TASK PROMPT> Gather the lines below that include the string "unplugin", copying each in full.

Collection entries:
------------

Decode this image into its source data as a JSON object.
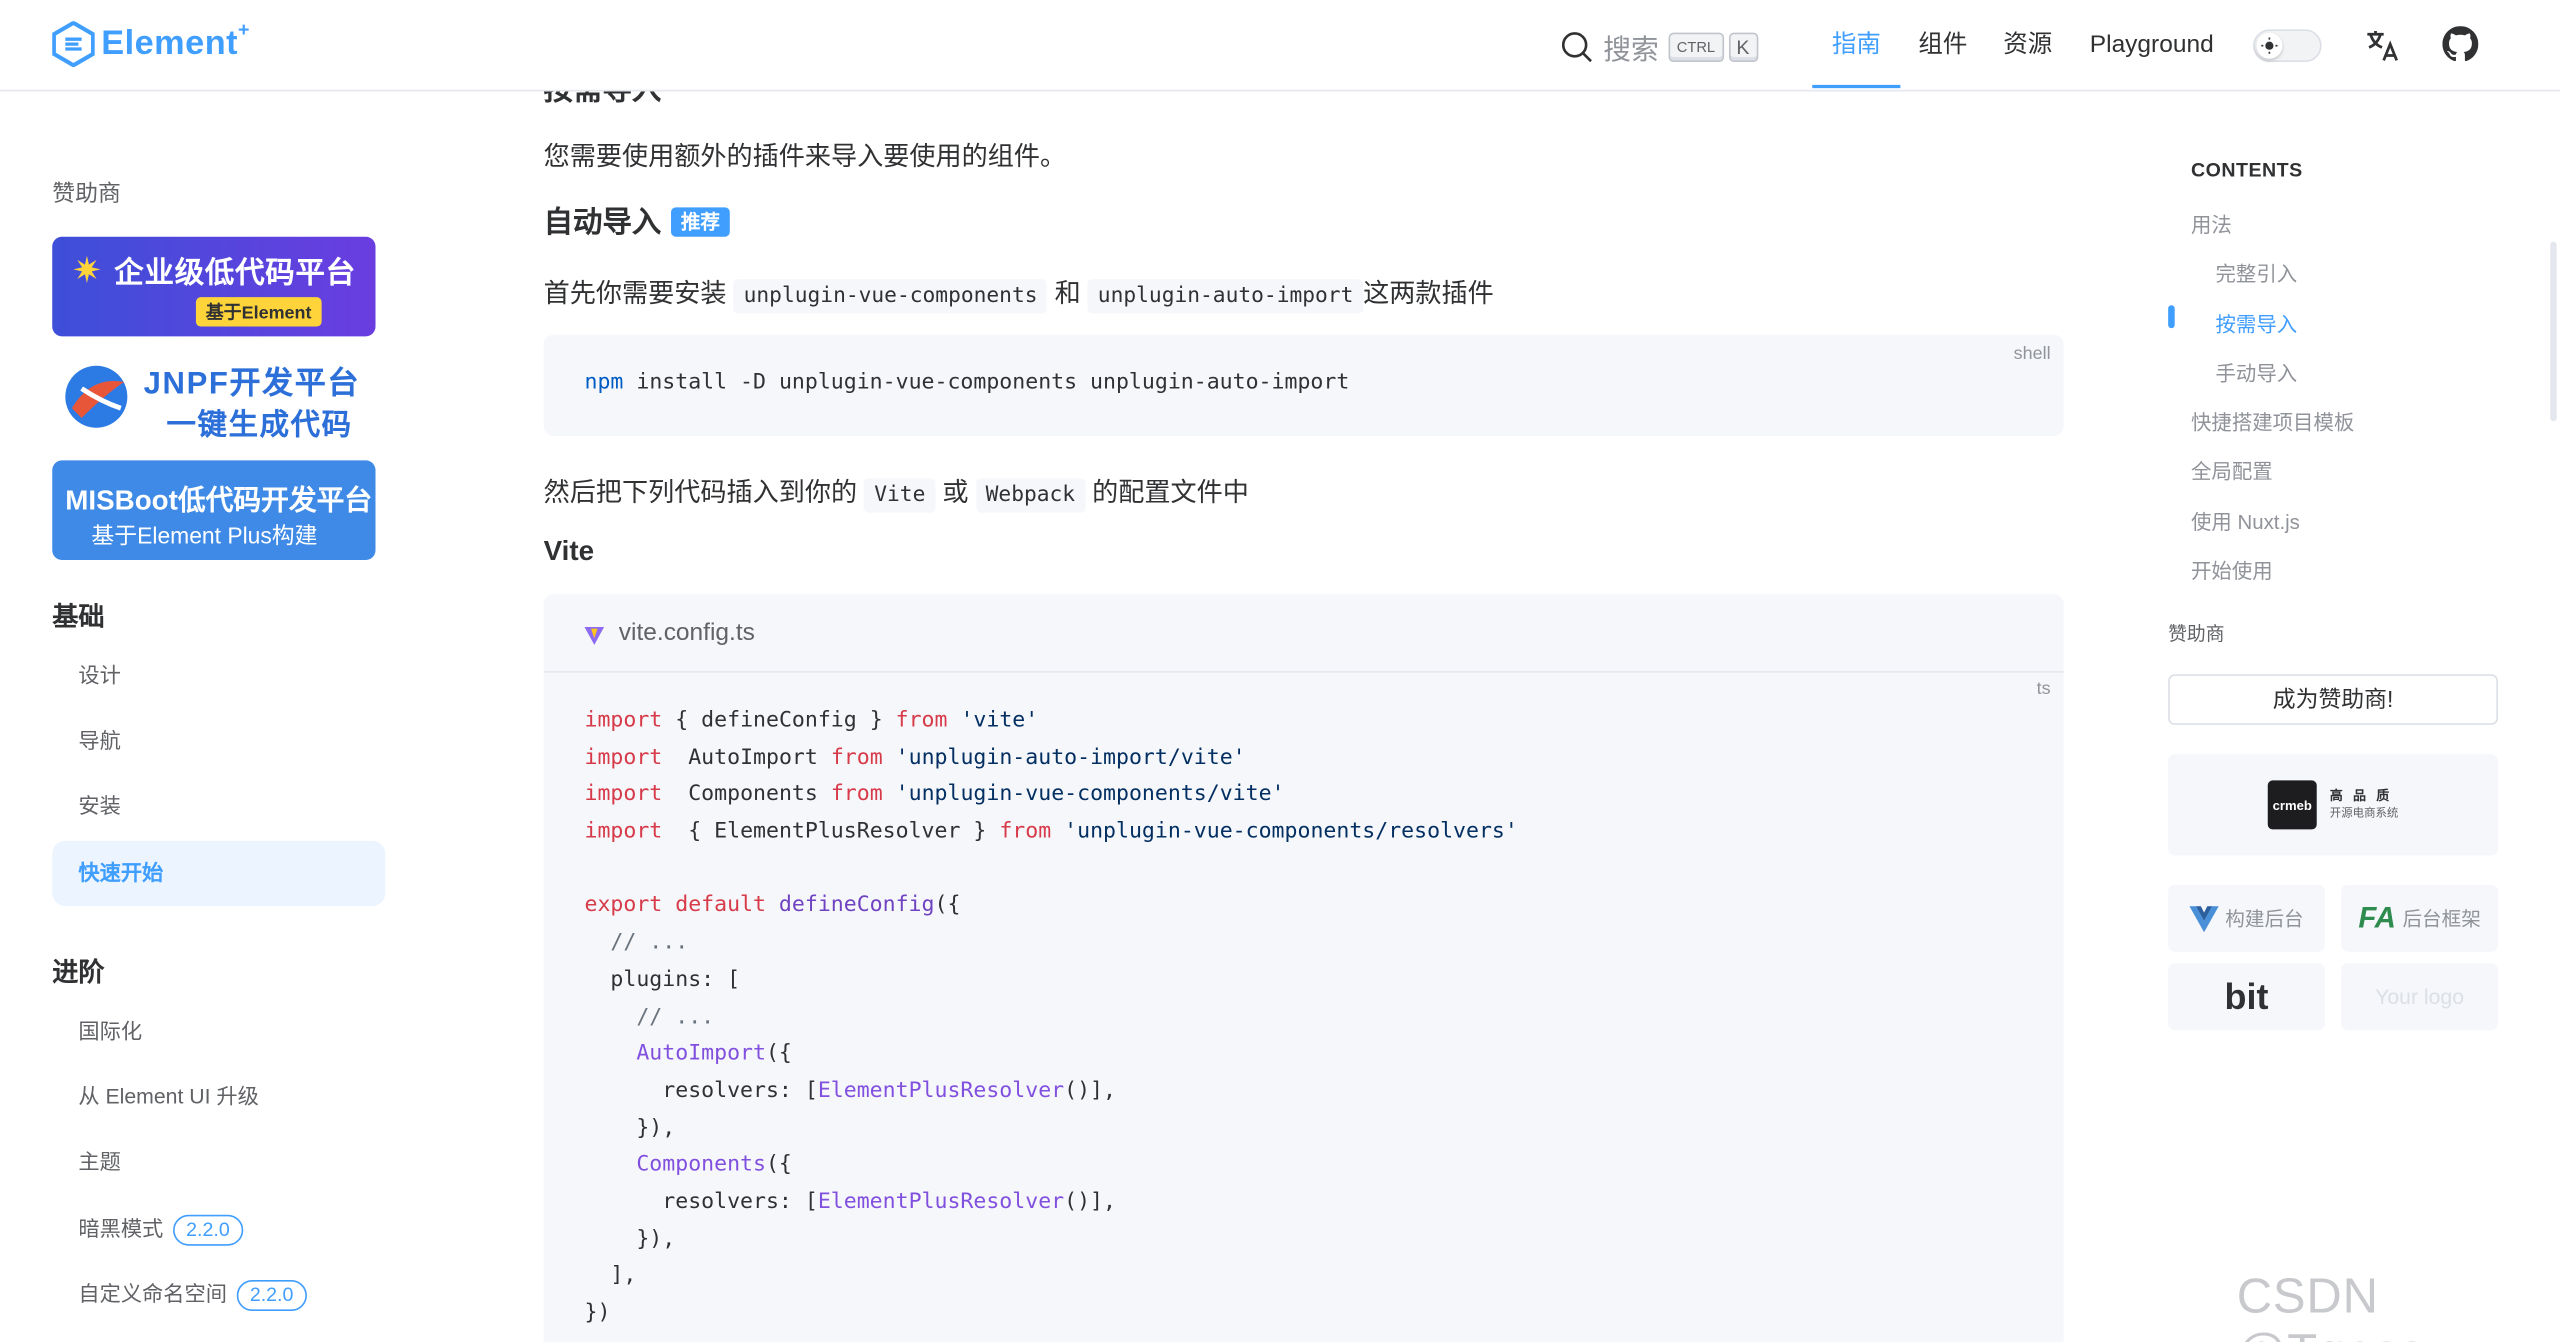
{
  "header": {
    "logo_text": "Element",
    "logo_plus": "+",
    "search_label": "搜索",
    "kbd_ctrl": "CTRL",
    "kbd_k": "K",
    "nav": [
      "指南",
      "组件",
      "资源",
      "Playground"
    ],
    "active_nav": "指南"
  },
  "sidebar": {
    "sponsor_title": "赞助商",
    "banner1_title": "企业级低代码平台",
    "banner1_sub": "基于Element",
    "banner2_title": "JNPF开发平台",
    "banner2_sub": "一键生成代码",
    "banner3_title": "MISBoot低代码开发平台",
    "banner3_sub": "基于Element Plus构建",
    "group1": "基础",
    "items1": [
      "设计",
      "导航",
      "安装",
      "快速开始"
    ],
    "group2": "进阶",
    "items2": [
      "国际化",
      "从 Element UI 升级",
      "主题",
      "暗黑模式",
      "自定义命名空间"
    ],
    "ver1": "2.2.0",
    "ver2": "2.2.0"
  },
  "main": {
    "cut_heading": "按需导入",
    "p1": "您需要使用额外的插件来导入要使用的组件。",
    "h_auto": "自动导入",
    "tag_rec": "推荐",
    "p2_pre": "首先你需要安装",
    "p2_code1": "unplugin-vue-components",
    "p2_mid": "和",
    "p2_code2": "unplugin-auto-import",
    "p2_post": "这两款插件",
    "shell_lang": "shell",
    "shell_cmd": "npm",
    "shell_args": " install -D unplugin-vue-components unplugin-auto-import",
    "p3_pre": "然后把下列代码插入到你的",
    "p3_code1": "Vite",
    "p3_mid": "或",
    "p3_code2": "Webpack",
    "p3_post": "的配置文件中",
    "h_vite": "Vite",
    "file_name": "vite.config.ts",
    "ts_lang": "ts"
  },
  "toc": {
    "title": "CONTENTS",
    "items": [
      "用法",
      "完整引入",
      "按需导入",
      "手动导入",
      "快捷搭建项目模板",
      "全局配置",
      "使用 Nuxt.js",
      "开始使用"
    ],
    "active": "按需导入",
    "sponsor_label": "赞助商",
    "sponsor_btn": "成为赞助商!",
    "crmeb_name": "crmeb",
    "crmeb_t1": "高 品 质",
    "crmeb_t2": "开源电商系统",
    "sp1": "构建后台",
    "sp2": "后台框架",
    "sp3": "bit",
    "sp4": "Your logo"
  },
  "watermark": "CSDN @Tgess",
  "colors": {
    "brand": "#409eff",
    "keyword": "#d73a49",
    "string": "#032f62",
    "function": "#6f42c1",
    "comment": "#6a737d"
  }
}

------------

RESPONSE AREA>
    "p2_code1": "unplugin-vue-components",
    "p2_code2": "unplugin-auto-import",
    "shell_args": " install -D unplugin-vue-components unplugin-auto-import",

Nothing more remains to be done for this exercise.